Top of DATASET EXTRACT
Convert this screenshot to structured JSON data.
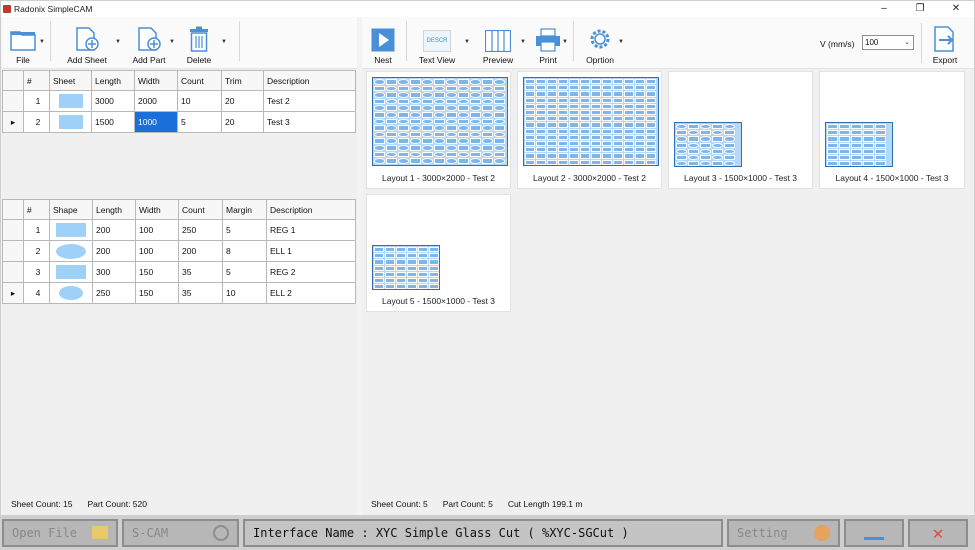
{
  "window": {
    "title": "Radonix SimpleCAM",
    "controls": [
      "–",
      "❐",
      "✕"
    ]
  },
  "left_toolbar": {
    "file": "File",
    "add_sheet": "Add Sheet",
    "add_part": "Add Part",
    "delete": "Delete"
  },
  "sheets_table": {
    "headers": [
      "#",
      "Sheet",
      "Length",
      "Width",
      "Count",
      "Trim",
      "Description"
    ],
    "rows": [
      {
        "num": "1",
        "length": "3000",
        "width": "2000",
        "count": "10",
        "trim": "20",
        "description": "Test 2"
      },
      {
        "num": "2",
        "length": "1500",
        "width": "1000",
        "count": "5",
        "trim": "20",
        "description": "Test 3"
      }
    ]
  },
  "parts_table": {
    "headers": [
      "#",
      "Shape",
      "Length",
      "Width",
      "Count",
      "Margin",
      "Description"
    ],
    "rows": [
      {
        "num": "1",
        "shape": "rect",
        "length": "200",
        "width": "100",
        "count": "250",
        "margin": "5",
        "description": "REG 1"
      },
      {
        "num": "2",
        "shape": "ellipse",
        "length": "200",
        "width": "100",
        "count": "200",
        "margin": "8",
        "description": "ELL 1"
      },
      {
        "num": "3",
        "shape": "rect",
        "length": "300",
        "width": "150",
        "count": "35",
        "margin": "5",
        "description": "REG 2"
      },
      {
        "num": "4",
        "shape": "ellipse",
        "length": "250",
        "width": "150",
        "count": "35",
        "margin": "10",
        "description": "ELL 2"
      }
    ]
  },
  "left_status": {
    "sheet_count": "Sheet Count: 15",
    "part_count": "Part Count: 520"
  },
  "right_toolbar": {
    "nest": "Nest",
    "text_view": "Text View",
    "text_view_icon_text": "DESCR",
    "preview": "Preview",
    "print": "Print",
    "option": "Oprtion",
    "speed_label": "V (mm/s)",
    "speed_value": "100",
    "export": "Export"
  },
  "layouts": [
    {
      "caption": "Layout 1 - 3000×2000 - Test 2"
    },
    {
      "caption": "Layout 2 - 3000×2000 - Test 2"
    },
    {
      "caption": "Layout 3 - 1500×1000 - Test 3"
    },
    {
      "caption": "Layout 4 - 1500×1000 - Test 3"
    },
    {
      "caption": "Layout 5 - 1500×1000 - Test 3"
    }
  ],
  "right_status": {
    "sheet_count": "Sheet Count: 5",
    "part_count": "Part Count: 5",
    "cut_length": "Cut Length 199.1 m"
  },
  "taskbar": {
    "open_file": "Open File",
    "scam": "S-CAM",
    "interface_name": "Interface Name : XYC Simple Glass Cut ( %XYC-SGCut )",
    "setting": "Setting"
  },
  "colors": {
    "selection": "#1a6fd8",
    "shape_fill": "#9fd0f7",
    "sheet_border": "#2f6fb4",
    "accent_icon": "#4a90d9"
  }
}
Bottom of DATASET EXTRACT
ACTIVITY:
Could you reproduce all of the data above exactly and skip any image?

EXPECTED ANSWER:
Convert this screenshot to structured JSON data.
{
  "window": {
    "title": "Radonix SimpleCAM",
    "controls": [
      "–",
      "❐",
      "✕"
    ]
  },
  "left_toolbar": {
    "file": "File",
    "add_sheet": "Add Sheet",
    "add_part": "Add Part",
    "delete": "Delete"
  },
  "sheets_table": {
    "headers": [
      "#",
      "Sheet",
      "Length",
      "Width",
      "Count",
      "Trim",
      "Description"
    ],
    "rows": [
      {
        "num": "1",
        "length": "3000",
        "width": "2000",
        "count": "10",
        "trim": "20",
        "description": "Test 2"
      },
      {
        "num": "2",
        "length": "1500",
        "width": "1000",
        "count": "5",
        "trim": "20",
        "description": "Test 3"
      }
    ]
  },
  "parts_table": {
    "headers": [
      "#",
      "Shape",
      "Length",
      "Width",
      "Count",
      "Margin",
      "Description"
    ],
    "rows": [
      {
        "num": "1",
        "shape": "rect",
        "length": "200",
        "width": "100",
        "count": "250",
        "margin": "5",
        "description": "REG 1"
      },
      {
        "num": "2",
        "shape": "ellipse",
        "length": "200",
        "width": "100",
        "count": "200",
        "margin": "8",
        "description": "ELL 1"
      },
      {
        "num": "3",
        "shape": "rect",
        "length": "300",
        "width": "150",
        "count": "35",
        "margin": "5",
        "description": "REG 2"
      },
      {
        "num": "4",
        "shape": "ellipse",
        "length": "250",
        "width": "150",
        "count": "35",
        "margin": "10",
        "description": "ELL 2"
      }
    ]
  },
  "left_status": {
    "sheet_count": "Sheet Count: 15",
    "part_count": "Part Count: 520"
  },
  "right_toolbar": {
    "nest": "Nest",
    "text_view": "Text View",
    "text_view_icon_text": "DESCR",
    "preview": "Preview",
    "print": "Print",
    "option": "Oprtion",
    "speed_label": "V (mm/s)",
    "speed_value": "100",
    "export": "Export"
  },
  "layouts": [
    {
      "caption": "Layout 1 - 3000×2000 - Test 2"
    },
    {
      "caption": "Layout 2 - 3000×2000 - Test 2"
    },
    {
      "caption": "Layout 3 - 1500×1000 - Test 3"
    },
    {
      "caption": "Layout 4 - 1500×1000 - Test 3"
    },
    {
      "caption": "Layout 5 - 1500×1000 - Test 3"
    }
  ],
  "right_status": {
    "sheet_count": "Sheet Count: 5",
    "part_count": "Part Count: 5",
    "cut_length": "Cut Length 199.1 m"
  },
  "taskbar": {
    "open_file": "Open File",
    "scam": "S-CAM",
    "interface_name": "Interface Name : XYC Simple Glass Cut ( %XYC-SGCut )",
    "setting": "Setting"
  },
  "colors": {
    "selection": "#1a6fd8",
    "shape_fill": "#9fd0f7",
    "sheet_border": "#2f6fb4",
    "accent_icon": "#4a90d9"
  }
}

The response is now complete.